═══ Extracted material ═══
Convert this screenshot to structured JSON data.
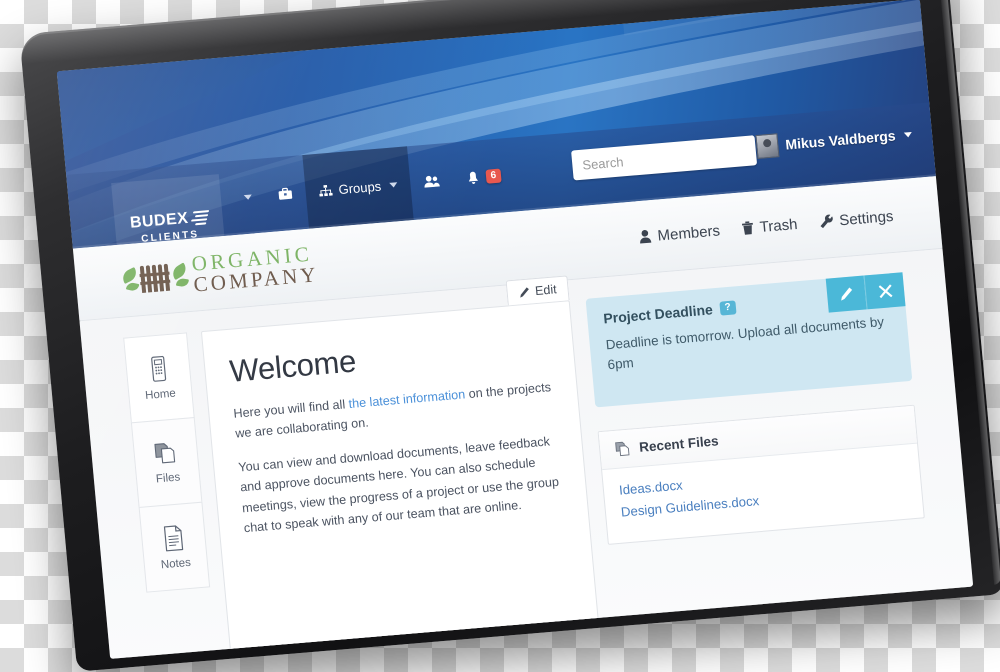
{
  "brand": {
    "name": "BUDEX",
    "sub": "CLIENTS",
    "logo_icon": "wing-icon"
  },
  "navbar": {
    "items": [
      {
        "label": "",
        "icon": "chevron-down-icon",
        "active": false
      },
      {
        "label": "",
        "icon": "briefcase-icon",
        "active": false
      },
      {
        "label": "Groups",
        "icon": "sitemap-icon",
        "active": true,
        "caret": true
      },
      {
        "label": "",
        "icon": "people-icon",
        "active": false
      },
      {
        "label": "",
        "icon": "bell-icon",
        "active": false,
        "badge": "6"
      }
    ],
    "notification_count": "6"
  },
  "search": {
    "placeholder": "Search",
    "value": "",
    "icon": "search-icon"
  },
  "user": {
    "name": "Mikus Valdbergs",
    "avatar_icon": "avatar-icon",
    "caret_icon": "chevron-down-icon"
  },
  "group": {
    "logo_line1": "ORGANIC",
    "logo_line2": "COMPANY",
    "logo_icon": "fence-leaves-icon",
    "actions": [
      {
        "label": "Members",
        "icon": "person-icon"
      },
      {
        "label": "Trash",
        "icon": "trash-icon"
      },
      {
        "label": "Settings",
        "icon": "wrench-icon"
      }
    ]
  },
  "sidebar": {
    "items": [
      {
        "label": "Home",
        "icon": "home-icon",
        "selected": true
      },
      {
        "label": "Files",
        "icon": "files-icon",
        "selected": false
      },
      {
        "label": "Notes",
        "icon": "notes-icon",
        "selected": false
      }
    ]
  },
  "welcome_card": {
    "edit_label": "Edit",
    "edit_icon": "pencil-icon",
    "title": "Welcome",
    "para1_before": "Here you will find all ",
    "para1_link": "the latest information",
    "para1_after": " on the projects we are collaborating on.",
    "para2": "You can view and download documents, leave feedback and approve documents here. You can also schedule meetings, view the progress of a project or use the group chat to speak with any of our team that are online."
  },
  "notice": {
    "title": "Project Deadline",
    "badge": "?",
    "body": "Deadline is tomorrow. Upload all documents by 6pm",
    "edit_icon": "pencil-icon",
    "close_icon": "close-icon",
    "bg_color": "#cfe7f2",
    "button_color": "#4bb8d8"
  },
  "recent_files": {
    "title": "Recent Files",
    "icon": "copy-files-icon",
    "files": [
      {
        "name": "Ideas.docx"
      },
      {
        "name": "Design Guidelines.docx"
      }
    ]
  },
  "colors": {
    "header_blue": "#1f5aa6",
    "accent_teal": "#4bb8d8",
    "link_blue": "#4a90d9",
    "badge_red": "#e8584f",
    "green": "#7ab262",
    "brown": "#6b5749"
  }
}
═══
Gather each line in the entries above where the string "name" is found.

    "name": "BUDEX",
    "name": "Mikus Valdbergs",
        "name": "Ideas.docx"
        "name": "Design Guidelines.docx"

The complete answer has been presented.